*** Opening Data for review ***
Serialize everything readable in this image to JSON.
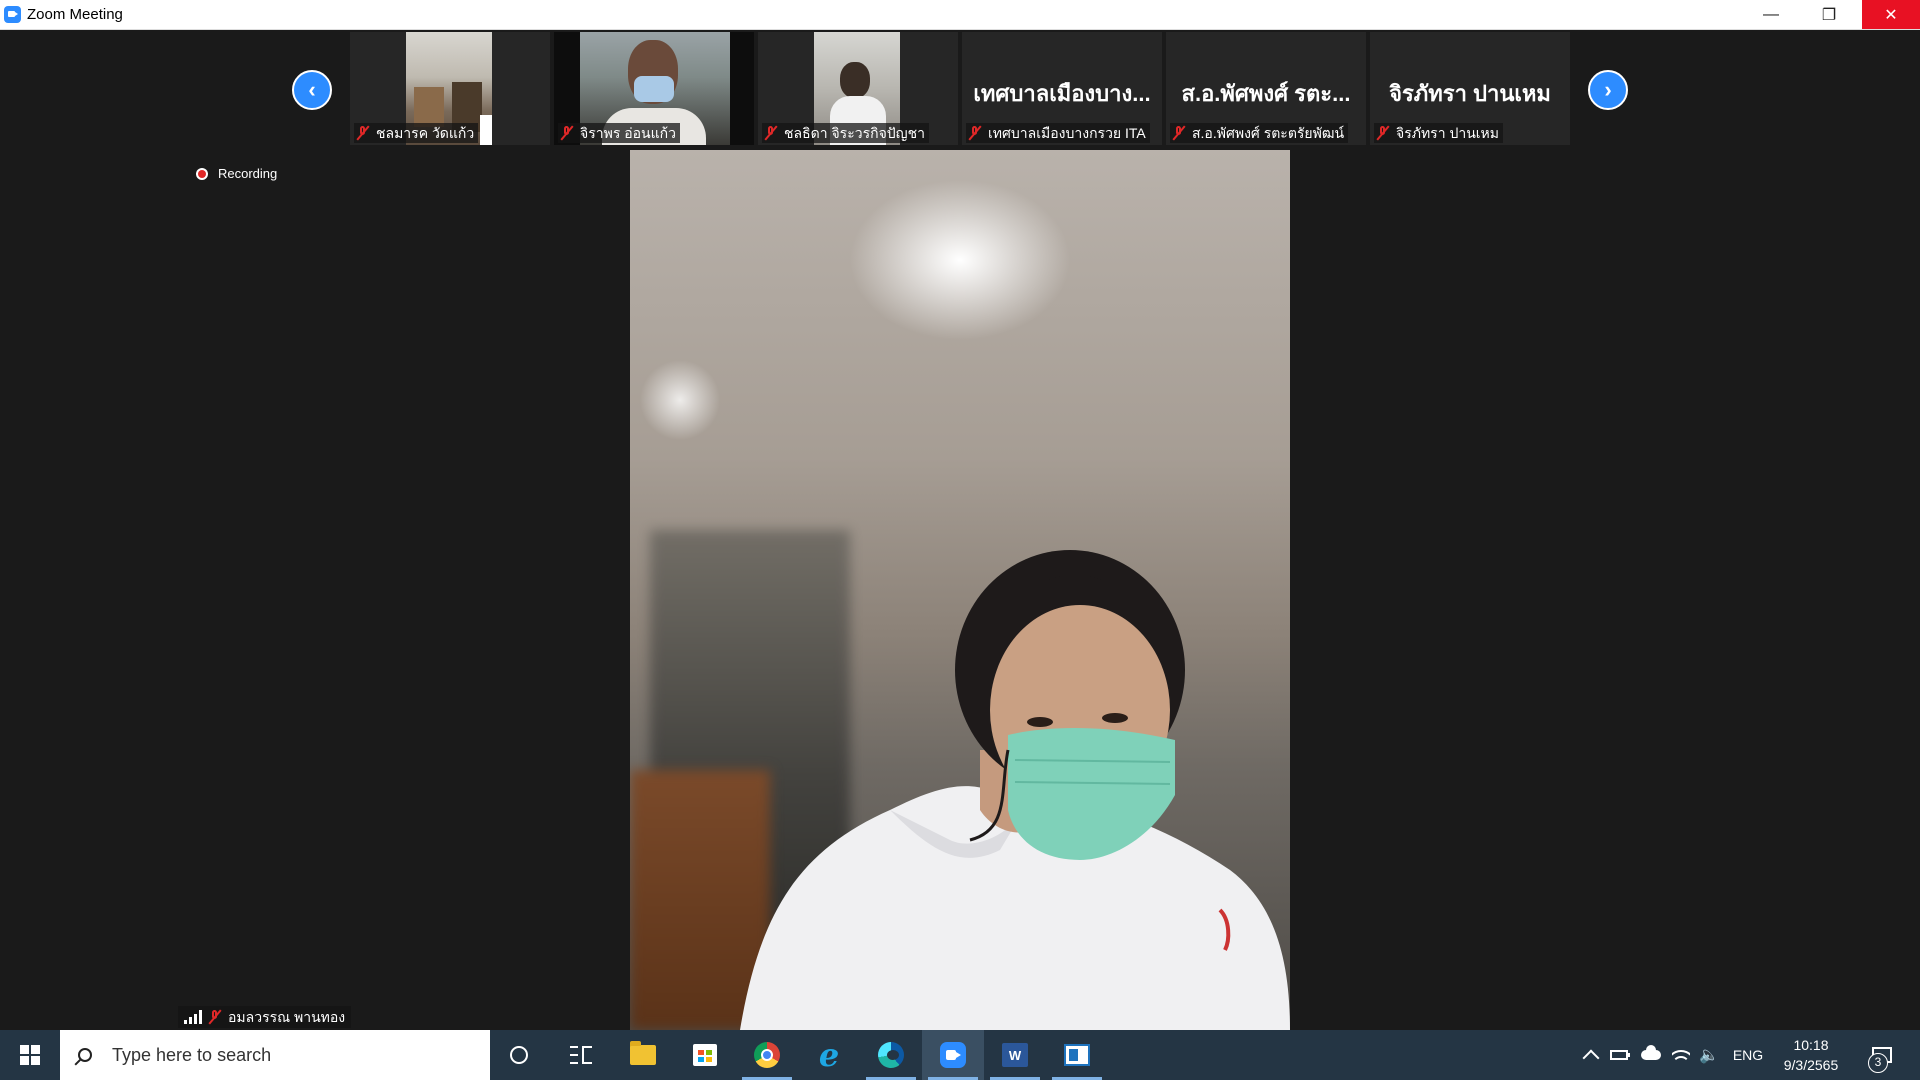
{
  "window": {
    "title": "Zoom Meeting",
    "controls": {
      "minimize": "—",
      "restore": "❐",
      "close": "✕"
    }
  },
  "thumbnails": {
    "prev_icon": "chevron-left-icon",
    "next_icon": "chevron-right-icon",
    "tiles": [
      {
        "caption": "ชลมารค วัดแก้ว",
        "has_video": true,
        "muted": true
      },
      {
        "caption": "จิราพร อ่อนแก้ว",
        "has_video": true,
        "muted": true
      },
      {
        "caption": "ชลธิดา จิระวรกิจปัญชา",
        "has_video": true,
        "muted": true
      },
      {
        "caption": "เทศบาลเมืองบางกรวย ITA",
        "display_name": "เทศบาลเมืองบาง...",
        "has_video": false,
        "muted": true
      },
      {
        "caption": "ส.อ.พัศพงศ์ รตะตรัยพัฒน์",
        "display_name": "ส.อ.พัศพงศ์ รตะ...",
        "has_video": false,
        "muted": true
      },
      {
        "caption": "จิรภัทรา ปานเหม",
        "display_name": "จิรภัทรา ปานเหม",
        "has_video": false,
        "muted": true
      }
    ]
  },
  "recording": {
    "label": "Recording",
    "color": "#e02828"
  },
  "active_speaker": {
    "name": "อมลวรรณ พานทอง",
    "muted": true
  },
  "taskbar": {
    "search_placeholder": "Type here to search",
    "apps": [
      "task-view",
      "file-explorer",
      "microsoft-store",
      "chrome",
      "internet-explorer",
      "edge",
      "zoom",
      "word",
      "blue-app"
    ],
    "word_label": "W",
    "language": "ENG",
    "time": "10:18",
    "date": "9/3/2565",
    "notification_count": "3"
  },
  "colors": {
    "accent": "#2d8cff",
    "taskbar": "#243544",
    "muted": "#e02828"
  }
}
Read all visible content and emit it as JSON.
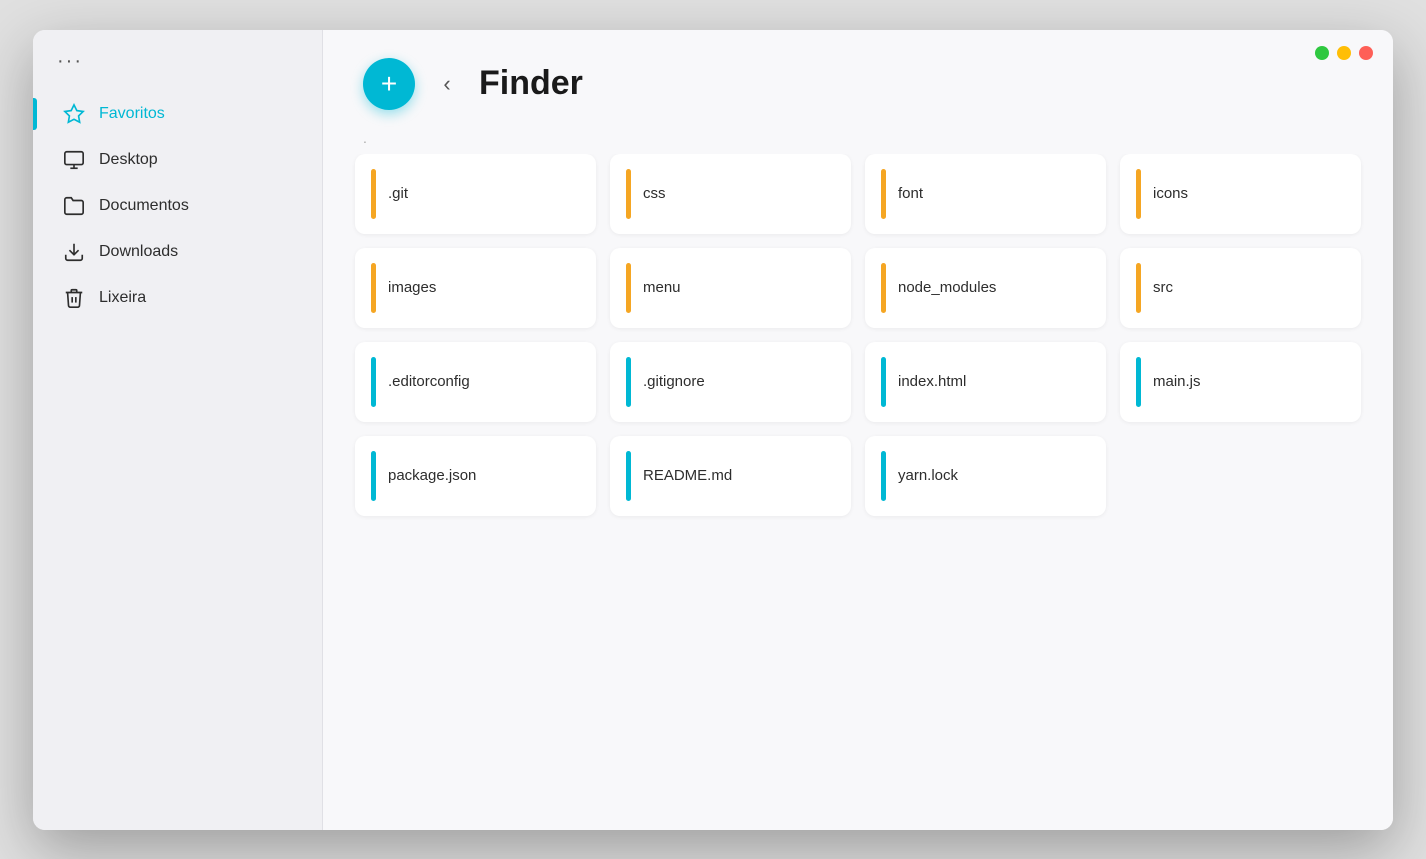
{
  "window": {
    "title": "Finder"
  },
  "titlebar": {
    "dots": [
      {
        "color": "green",
        "class": "dot-green"
      },
      {
        "color": "yellow",
        "class": "dot-yellow"
      },
      {
        "color": "red",
        "class": "dot-red"
      }
    ]
  },
  "sidebar": {
    "more_icon": "···",
    "items": [
      {
        "id": "favoritos",
        "label": "Favoritos",
        "active": true
      },
      {
        "id": "desktop",
        "label": "Desktop",
        "active": false
      },
      {
        "id": "documentos",
        "label": "Documentos",
        "active": false
      },
      {
        "id": "downloads",
        "label": "Downloads",
        "active": false
      },
      {
        "id": "lixeira",
        "label": "Lixeira",
        "active": false
      }
    ]
  },
  "header": {
    "fab_label": "+",
    "back_label": "‹",
    "title": "Finder"
  },
  "breadcrumb": ".",
  "files": [
    {
      "name": ".git",
      "type": "folder",
      "accent": "yellow"
    },
    {
      "name": "css",
      "type": "folder",
      "accent": "yellow"
    },
    {
      "name": "font",
      "type": "folder",
      "accent": "yellow"
    },
    {
      "name": "icons",
      "type": "folder",
      "accent": "yellow"
    },
    {
      "name": "images",
      "type": "folder",
      "accent": "yellow"
    },
    {
      "name": "menu",
      "type": "folder",
      "accent": "yellow"
    },
    {
      "name": "node_modules",
      "type": "folder",
      "accent": "yellow"
    },
    {
      "name": "src",
      "type": "folder",
      "accent": "yellow"
    },
    {
      "name": ".editorconfig",
      "type": "file",
      "accent": "blue"
    },
    {
      "name": ".gitignore",
      "type": "file",
      "accent": "blue"
    },
    {
      "name": "index.html",
      "type": "file",
      "accent": "blue"
    },
    {
      "name": "main.js",
      "type": "file",
      "accent": "blue"
    },
    {
      "name": "package.json",
      "type": "file",
      "accent": "blue"
    },
    {
      "name": "README.md",
      "type": "file",
      "accent": "blue"
    },
    {
      "name": "yarn.lock",
      "type": "file",
      "accent": "blue"
    }
  ]
}
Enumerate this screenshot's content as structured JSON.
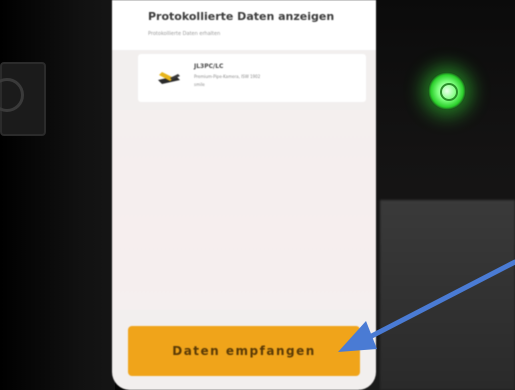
{
  "screen": {
    "title": "Protokollierte Daten anzeigen",
    "subtitle": "Protokollierte Daten erhalten",
    "device": {
      "name": "JL3PC/LC",
      "description": "Premium-Pipe-Kamera, ISW 1902",
      "extra": "smile",
      "icon": "pipe-camera-icon"
    },
    "action_button": {
      "label": "Daten empfangen",
      "color": "#f0a41a"
    }
  },
  "annotation": {
    "arrow_color": "#4a7bd4",
    "icon": "arrow-pointer-icon"
  }
}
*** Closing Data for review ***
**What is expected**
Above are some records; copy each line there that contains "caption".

**Response to this exercise**
        "caption": "ชลมารค วัดแก้ว",
        "caption": "จิราพร อ่อนแก้ว",
        "caption": "ชลธิดา จิระวรกิจปัญชา",
        "caption": "เทศบาลเมืองบางกรวย ITA",
        "caption": "ส.อ.พัศพงศ์ รตะตรัยพัฒน์",
        "caption": "จิรภัทรา ปานเหม",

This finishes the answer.